- Cognitive loss – research has shown that a mild hearing loss can double the risk of dementia, a moderate loss tripled risk and a severe hearing loss increased dementia risk by five times. Hearing loss can atrophy the brain.
- Falls – when you walk, your ears pick up signals that help with balance. When you have hearing loss, you miss these diminished signals leading to falls.
New Hearing Aid Bill
Have you heard – no pun intended — that there was a bill passed into law in August of this year called the Food and Drug Administration (FDA) Reauthorization Act of 2017?
This new law includes a provision for sales of hearing aids over the counter to adults with mild to moderate hearing loss. It will be fully in affect in the next two to three years to allow time for the FDA to establish safety, effectiveness and labeling standards.
Hopefully the new law will lower the cost of hearing aids to about $300 each.
Currently hearing aids cost anywhere from $900 to $3500 (or more) per ear. Not just the hearing aids but also the batteries and other supplies such as ear molds, new tubing, etc. are not covered by most insurance plans.
Tips for Purchasing Hearing Aids
Family caregivers can help their senior loved ones decide that testing is an important step toward wellness and then getting the amplification that is required to bring back as much hearing as possible.
Reconnecting your senior loved one to the world around him or her with the gift of hearing will improve your senior’s quality of life.
Advances in technology have reached hearing aids which are now more user friendly, effective and wearable.
There are many things to remember when helping seniors who have impaired hearing:
- If you think your senior is suffering from hearing loss, visit an audiologist who is trained to fully test your senior’s hearing health. There may be a reason for loss of hearing that can be fixed which doesn’t involve getting a hearing aid.
- Don’t settle for a cheap fix with low quality aids that won’t improve their hearing and could make things worse by amplifying all sounds making hearing conversation even more difficult.
- If the audiologist recommends a hearing aid, but your senior’s insurance won’t cover the cost and they can’t afford them, there are options that will make the aids easier to afford so seniors will actually buy them.
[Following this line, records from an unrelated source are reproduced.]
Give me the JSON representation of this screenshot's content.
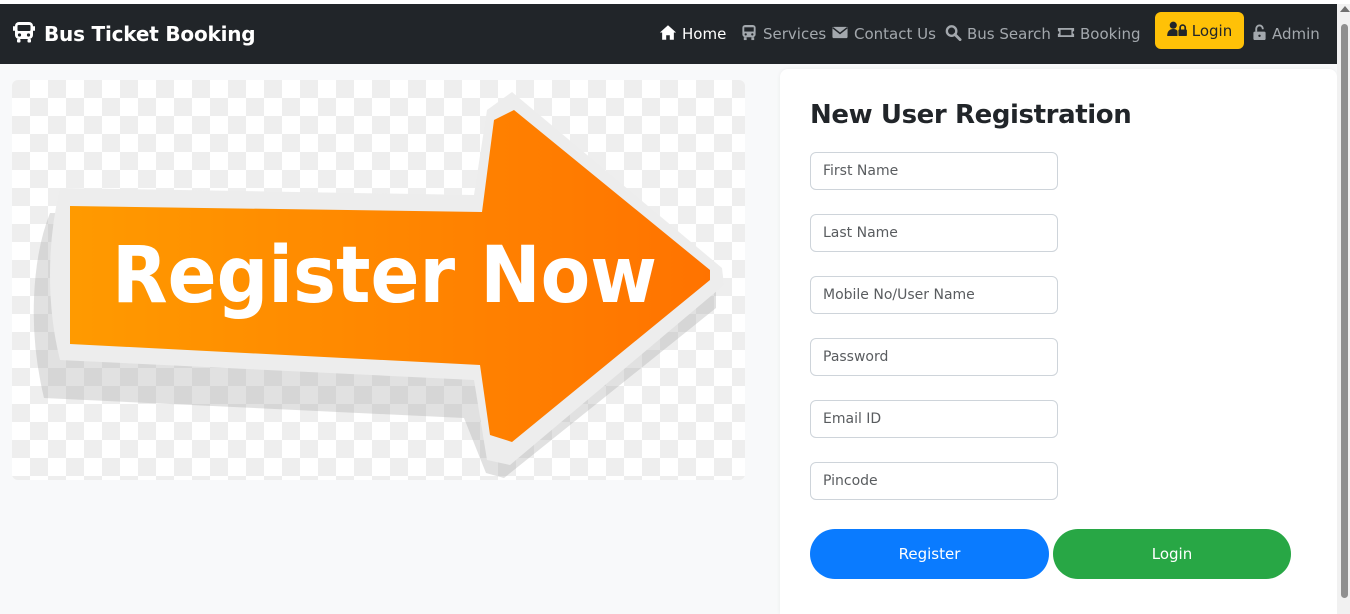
{
  "navbar": {
    "brand": "Bus Ticket Booking",
    "items": [
      {
        "label": "Home",
        "icon": "home-icon"
      },
      {
        "label": "Services",
        "icon": "bus-icon"
      },
      {
        "label": "Contact Us",
        "icon": "envelope-icon"
      },
      {
        "label": "Bus Search",
        "icon": "search-icon"
      },
      {
        "label": "Booking",
        "icon": "ticket-icon"
      }
    ],
    "login_label": "Login",
    "admin_label": "Admin"
  },
  "banner": {
    "text": "Register Now"
  },
  "form": {
    "title": "New User Registration",
    "fields": [
      {
        "placeholder": "First Name"
      },
      {
        "placeholder": "Last Name"
      },
      {
        "placeholder": "Mobile No/User Name"
      },
      {
        "placeholder": "Password"
      },
      {
        "placeholder": "Email ID"
      },
      {
        "placeholder": "Pincode"
      }
    ],
    "register_label": "Register",
    "login_label": "Login"
  },
  "colors": {
    "navbar": "#212529",
    "login_button": "#ffc107",
    "register_button": "#0a7bff",
    "form_login_button": "#28a745",
    "arrow": "#ff7a00"
  }
}
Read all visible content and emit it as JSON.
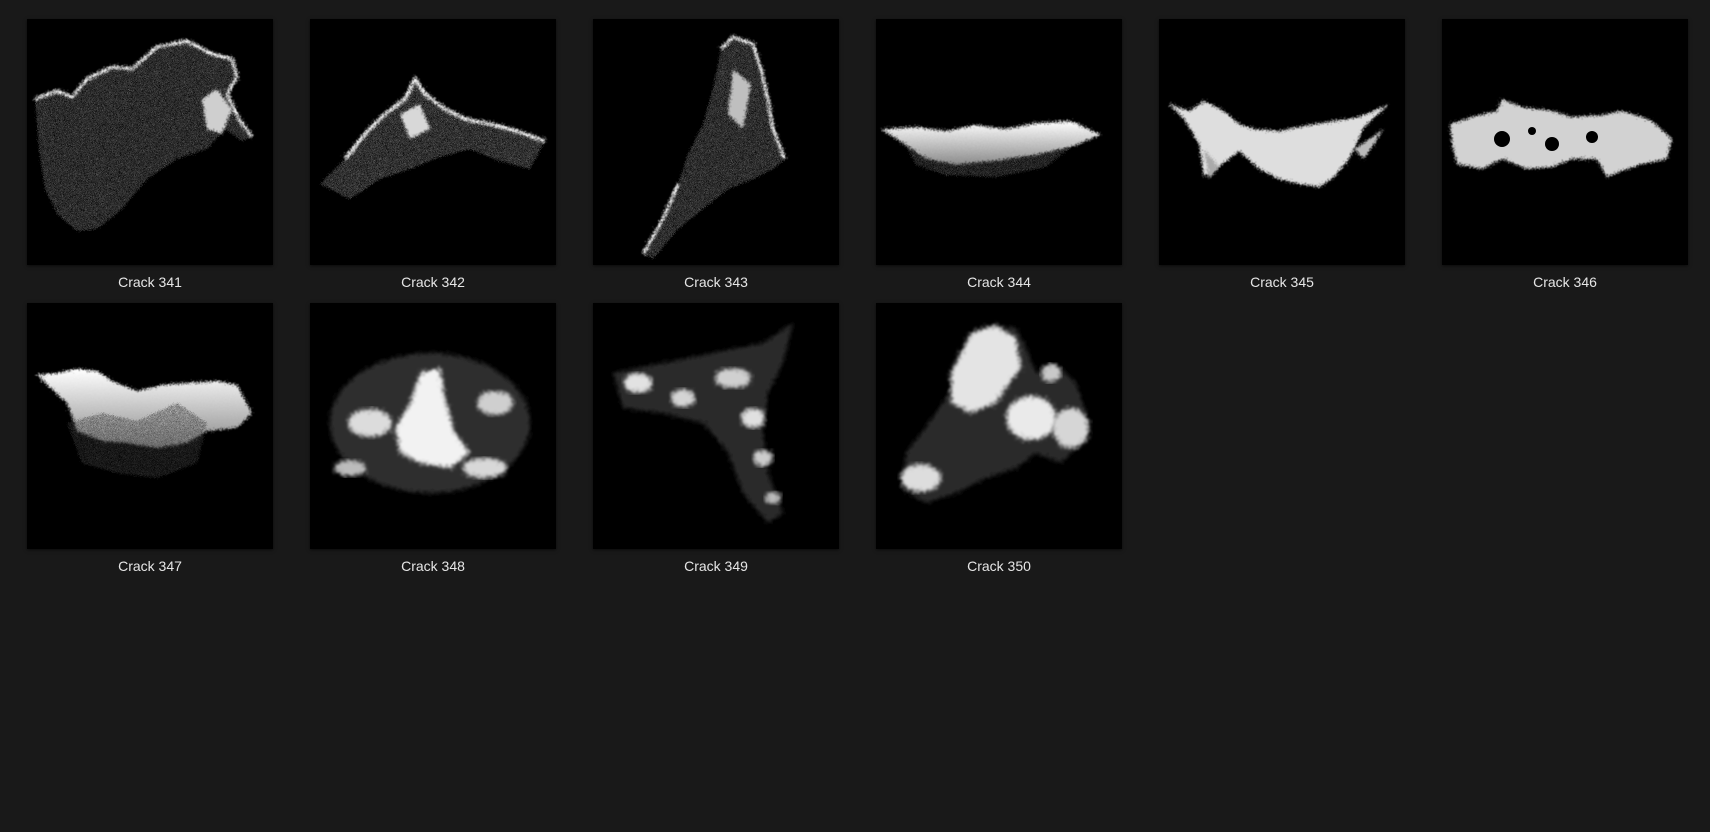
{
  "gallery": {
    "items": [
      {
        "label": "Crack 341"
      },
      {
        "label": "Crack 342"
      },
      {
        "label": "Crack 343"
      },
      {
        "label": "Crack 344"
      },
      {
        "label": "Crack 345"
      },
      {
        "label": "Crack 346"
      },
      {
        "label": "Crack 347"
      },
      {
        "label": "Crack 348"
      },
      {
        "label": "Crack 349"
      },
      {
        "label": "Crack 350"
      }
    ]
  }
}
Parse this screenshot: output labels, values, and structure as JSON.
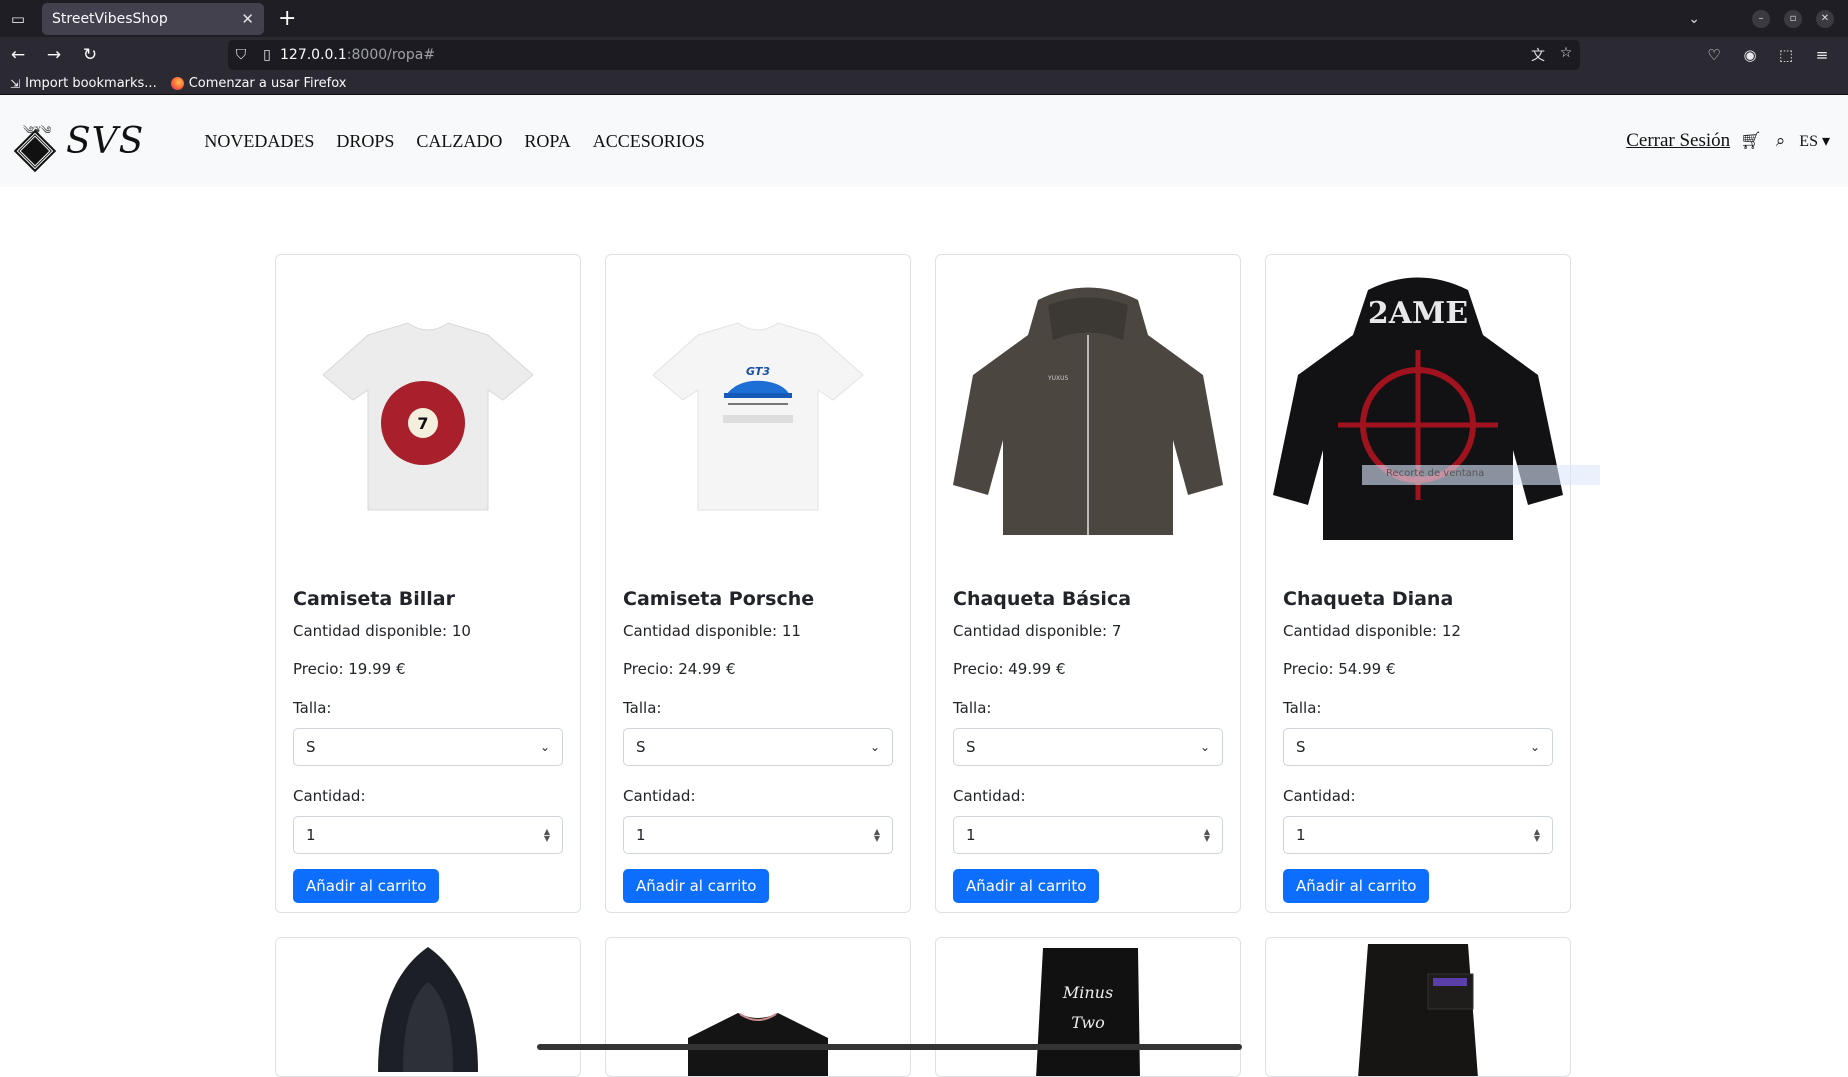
{
  "browser": {
    "tab_title": "StreetVibesShop",
    "url_host": "127.0.0.1",
    "url_path": ":8000/ropa#",
    "bookmarks": [
      "Import bookmarks...",
      "Comenzar a usar Firefox"
    ]
  },
  "header": {
    "logo_text": "SVS",
    "nav": [
      "NOVEDADES",
      "DROPS",
      "CALZADO",
      "ROPA",
      "ACCESORIOS"
    ],
    "logout": "Cerrar Sesión",
    "lang": "ES"
  },
  "labels": {
    "qty_prefix": "Cantidad disponible:",
    "price_prefix": "Precio:",
    "size_label": "Talla:",
    "amount_label": "Cantidad:",
    "add_button": "Añadir al carrito"
  },
  "products": [
    {
      "name": "Camiseta Billar",
      "qty": "Cantidad disponible: 10",
      "price": "Precio: 19.99 €",
      "size": "S",
      "amount": "1"
    },
    {
      "name": "Camiseta Porsche",
      "qty": "Cantidad disponible: 11",
      "price": "Precio: 24.99 €",
      "size": "S",
      "amount": "1"
    },
    {
      "name": "Chaqueta Básica",
      "qty": "Cantidad disponible: 7",
      "price": "Precio: 49.99 €",
      "size": "S",
      "amount": "1"
    },
    {
      "name": "Chaqueta Diana",
      "qty": "Cantidad disponible: 12",
      "price": "Precio: 54.99 €",
      "size": "S",
      "amount": "1"
    }
  ],
  "tooltip": "Recorte de ventana"
}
Seek out these options: ask audiologist if any local organizations can assist with price, contact Audient who provides hearing care for low-income people through a network of hearing-care providers at 1-866-956-5400, buy the aids online and pay your audiologist to program them correctly, save for them by setting aside money to purchase in the near future if not today, seek out financial aid or loan, contact Lions Club for help, or call Starkey Hear Now program at 1-800-328-8602 for help with a purchase.
- Encourage your senior to use hearing aids regularly, even when at home, so that they will reap the rewards.
- Take good care of hearing aids, keep them clean, store them safely, and don’t lose them (not that anyone tries). They are too costly to need repair and replacement frequently.
- Get insurance for them if you think your senior loved one may misplace them or unintentionally wear them in the shower (if not waterproof). It will likely be less expensive than replacement.
- New technology allows hearing aids to be wirelessly connected to smartphones, MP3 players, TVs, etc. for an increased level of connectivity. Some can even be recharged in a base similar to a smartphone which eliminates the need for tiny, expensive batteries.
“Aging is out of your control. How you handle it, though, is in your hands.” — Diane von Furstenberg